The far more serious problem is when you make a mistake… and you don’t admit it.
Yes, in politics and business, changing your mind or admitting mistakes is seen as a sign of weakness. Bluster and bombast often overwhelm objective facts no matter what your political stripes.
Contrast that with science and investing, where admitting your mistakes signals the highest level of skill.
“Once we realize that imperfect understanding is the human condition, there is no shame in being wrong, only in failing to correct our mistakes.”
– George Soros
George Soros is probably the most successful pure speculator in history. And his success is mostly due to his attitude toward making mistakes.
Soros was a student of philosopher Karl Popper at the London School of Economics in the 1950s. There, Soros was deeply influenced by Popper’s work on the same scientific method used by Nobel Prize-winning scientists.
As a result, Soros developed a highly self-critical approach to investing.

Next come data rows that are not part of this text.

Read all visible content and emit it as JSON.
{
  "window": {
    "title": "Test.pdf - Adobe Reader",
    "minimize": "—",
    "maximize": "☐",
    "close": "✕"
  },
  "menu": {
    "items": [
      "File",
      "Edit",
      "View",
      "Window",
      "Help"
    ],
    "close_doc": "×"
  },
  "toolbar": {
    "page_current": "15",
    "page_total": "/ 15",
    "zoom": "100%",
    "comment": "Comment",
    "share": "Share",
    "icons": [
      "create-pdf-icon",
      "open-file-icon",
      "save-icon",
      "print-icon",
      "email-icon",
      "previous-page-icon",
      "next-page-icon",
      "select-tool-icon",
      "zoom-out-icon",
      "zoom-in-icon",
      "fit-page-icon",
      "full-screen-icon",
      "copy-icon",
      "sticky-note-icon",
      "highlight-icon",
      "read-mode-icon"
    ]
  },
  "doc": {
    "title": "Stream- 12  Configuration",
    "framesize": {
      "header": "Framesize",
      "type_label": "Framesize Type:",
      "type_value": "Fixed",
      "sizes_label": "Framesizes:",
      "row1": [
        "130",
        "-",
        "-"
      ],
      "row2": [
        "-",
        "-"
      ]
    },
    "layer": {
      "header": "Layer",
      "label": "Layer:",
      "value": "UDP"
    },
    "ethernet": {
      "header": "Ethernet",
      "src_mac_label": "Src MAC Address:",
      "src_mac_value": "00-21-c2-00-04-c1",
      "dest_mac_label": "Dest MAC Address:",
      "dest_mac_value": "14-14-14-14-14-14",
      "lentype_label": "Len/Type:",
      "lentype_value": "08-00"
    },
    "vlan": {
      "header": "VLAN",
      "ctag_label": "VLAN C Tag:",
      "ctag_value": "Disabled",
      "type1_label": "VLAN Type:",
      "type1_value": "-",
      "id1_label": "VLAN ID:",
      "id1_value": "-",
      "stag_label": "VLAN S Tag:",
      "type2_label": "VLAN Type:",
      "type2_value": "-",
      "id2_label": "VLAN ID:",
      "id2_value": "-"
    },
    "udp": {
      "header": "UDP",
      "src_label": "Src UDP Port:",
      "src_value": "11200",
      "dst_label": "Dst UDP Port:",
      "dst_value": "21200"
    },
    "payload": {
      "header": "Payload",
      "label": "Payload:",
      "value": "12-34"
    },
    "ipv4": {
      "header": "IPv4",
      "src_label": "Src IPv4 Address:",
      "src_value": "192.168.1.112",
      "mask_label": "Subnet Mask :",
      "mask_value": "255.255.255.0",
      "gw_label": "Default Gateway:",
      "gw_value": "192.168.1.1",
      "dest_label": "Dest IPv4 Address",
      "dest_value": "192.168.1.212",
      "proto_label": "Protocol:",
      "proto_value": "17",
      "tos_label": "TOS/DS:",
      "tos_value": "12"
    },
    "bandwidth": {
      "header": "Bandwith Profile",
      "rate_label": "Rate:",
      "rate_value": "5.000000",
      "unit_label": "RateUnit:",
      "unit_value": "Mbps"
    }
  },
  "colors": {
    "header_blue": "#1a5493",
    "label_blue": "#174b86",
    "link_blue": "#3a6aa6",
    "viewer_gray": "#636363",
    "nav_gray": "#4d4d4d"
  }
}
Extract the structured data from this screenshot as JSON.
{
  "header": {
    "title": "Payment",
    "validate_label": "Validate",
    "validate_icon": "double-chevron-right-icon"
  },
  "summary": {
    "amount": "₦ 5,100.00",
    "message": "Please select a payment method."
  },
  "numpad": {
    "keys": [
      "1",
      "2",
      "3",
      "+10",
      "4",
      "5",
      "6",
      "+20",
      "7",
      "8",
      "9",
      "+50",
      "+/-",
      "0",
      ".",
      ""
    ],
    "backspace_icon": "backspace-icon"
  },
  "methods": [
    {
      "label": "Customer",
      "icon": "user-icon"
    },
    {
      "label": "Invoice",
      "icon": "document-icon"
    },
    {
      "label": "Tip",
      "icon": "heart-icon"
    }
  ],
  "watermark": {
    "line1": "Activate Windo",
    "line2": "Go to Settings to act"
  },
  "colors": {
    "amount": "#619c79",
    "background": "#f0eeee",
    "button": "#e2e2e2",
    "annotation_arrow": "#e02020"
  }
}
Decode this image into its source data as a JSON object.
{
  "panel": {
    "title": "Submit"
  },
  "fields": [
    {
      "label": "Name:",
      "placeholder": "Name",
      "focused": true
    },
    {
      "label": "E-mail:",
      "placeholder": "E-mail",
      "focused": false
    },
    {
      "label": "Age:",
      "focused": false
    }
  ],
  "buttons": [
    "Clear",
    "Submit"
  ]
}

The media-driven narrative that Soros had an uncanny ability to predict the market is deeply flawed.
In fact, Soros’ “secret” is precisely the opposite.
As Soros put it in an interview in John Train’s The New Money Masters, “My approach works not by making valid predictions but by allowing me to correct false ones.”
Soros put this highly self-critical approach into practice. As James Marquez, a former Soros chief investment officer (CIO), described it…
Soros would be the first one to tell you that sometimes his actions… look like the most rookie, odd-lot, wrong-way kind of thing, selling at the lows, and buying at the highs. But it’s much easier to understand in light of his avowed mission: to be able to come and fight another day. He says, “I don’t want to wake up broke.”
Alan Raphael, yet another Soros CIO, agreed:
When George is wrong, he gets the hell out. He doesn’t say, “I’m right, they’re wrong.” He says, “I’m wrong,” and he gets out, because if you have a bad position on, it eats you away. All you do is think about it – at night, at your home. It consumes you. Your eye is off the ball completely. This is a tough business. If it were easy, meter maids would be doing it.
So the secret to Soros’ success was to admit without hesitation when he was wrong. It’s this disciplined and self-critical approach that separates the best from the rest.
Admit Your Mistakes
When you first read about Nobel Prize winner Arnold’s retraction of her article, you may have thought, “The Nobel Committee should take the prize back and give it to a scientist who doesn’t make these kinds of mistakes.”
I’d say the exact opposite.
You see, Frances Arnold reported the mistake of her own volition. She did not try to cover it up.
The Nobel Committee should be pleased it picked a recipient of such integrity for the highest honor in the field!
What’s the lesson for us investors?
If you make a mistake in investing, admit it – that is, cut your losses – as quickly as you can.
Your portfolio will thank you for it.